BEGIN Task inputs
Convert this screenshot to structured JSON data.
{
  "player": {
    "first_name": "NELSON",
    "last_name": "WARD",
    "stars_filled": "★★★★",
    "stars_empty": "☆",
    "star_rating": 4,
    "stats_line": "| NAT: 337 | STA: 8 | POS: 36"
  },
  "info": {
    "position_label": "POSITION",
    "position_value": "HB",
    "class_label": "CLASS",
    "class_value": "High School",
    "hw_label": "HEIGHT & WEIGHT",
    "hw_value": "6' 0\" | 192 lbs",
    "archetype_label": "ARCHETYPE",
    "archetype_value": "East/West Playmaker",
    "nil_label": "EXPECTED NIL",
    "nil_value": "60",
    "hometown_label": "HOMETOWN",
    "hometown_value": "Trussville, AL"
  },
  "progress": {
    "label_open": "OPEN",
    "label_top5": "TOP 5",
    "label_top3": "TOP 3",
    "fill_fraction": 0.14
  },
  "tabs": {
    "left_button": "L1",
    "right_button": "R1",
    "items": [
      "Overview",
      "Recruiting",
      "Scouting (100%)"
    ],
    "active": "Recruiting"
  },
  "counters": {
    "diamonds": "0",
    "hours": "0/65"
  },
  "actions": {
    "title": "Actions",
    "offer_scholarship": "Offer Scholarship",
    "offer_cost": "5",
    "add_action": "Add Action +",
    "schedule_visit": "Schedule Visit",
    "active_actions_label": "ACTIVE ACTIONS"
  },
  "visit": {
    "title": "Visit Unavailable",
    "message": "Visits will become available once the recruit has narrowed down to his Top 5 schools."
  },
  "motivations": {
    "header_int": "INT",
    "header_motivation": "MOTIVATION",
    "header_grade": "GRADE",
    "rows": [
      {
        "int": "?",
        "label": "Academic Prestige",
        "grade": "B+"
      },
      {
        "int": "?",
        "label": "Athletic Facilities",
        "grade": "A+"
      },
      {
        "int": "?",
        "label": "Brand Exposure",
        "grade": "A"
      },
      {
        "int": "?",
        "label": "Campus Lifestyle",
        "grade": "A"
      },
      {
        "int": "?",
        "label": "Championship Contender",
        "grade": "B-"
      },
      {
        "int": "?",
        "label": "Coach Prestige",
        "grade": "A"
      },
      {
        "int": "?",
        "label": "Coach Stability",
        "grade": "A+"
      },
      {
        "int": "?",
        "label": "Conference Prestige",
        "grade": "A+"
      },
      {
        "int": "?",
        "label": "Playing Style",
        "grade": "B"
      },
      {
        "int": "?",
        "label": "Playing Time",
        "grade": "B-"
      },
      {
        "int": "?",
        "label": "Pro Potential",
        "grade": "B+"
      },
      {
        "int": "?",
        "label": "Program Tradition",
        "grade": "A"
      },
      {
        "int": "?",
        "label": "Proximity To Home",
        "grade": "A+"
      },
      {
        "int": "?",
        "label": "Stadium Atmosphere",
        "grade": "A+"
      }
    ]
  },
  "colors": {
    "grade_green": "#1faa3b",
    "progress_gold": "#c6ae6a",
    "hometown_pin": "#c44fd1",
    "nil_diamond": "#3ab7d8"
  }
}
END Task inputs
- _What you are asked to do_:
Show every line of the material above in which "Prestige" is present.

- _Output for this task_:
        "label": "Academic Prestige",
        "label": "Coach Prestige",
        "label": "Conference Prestige",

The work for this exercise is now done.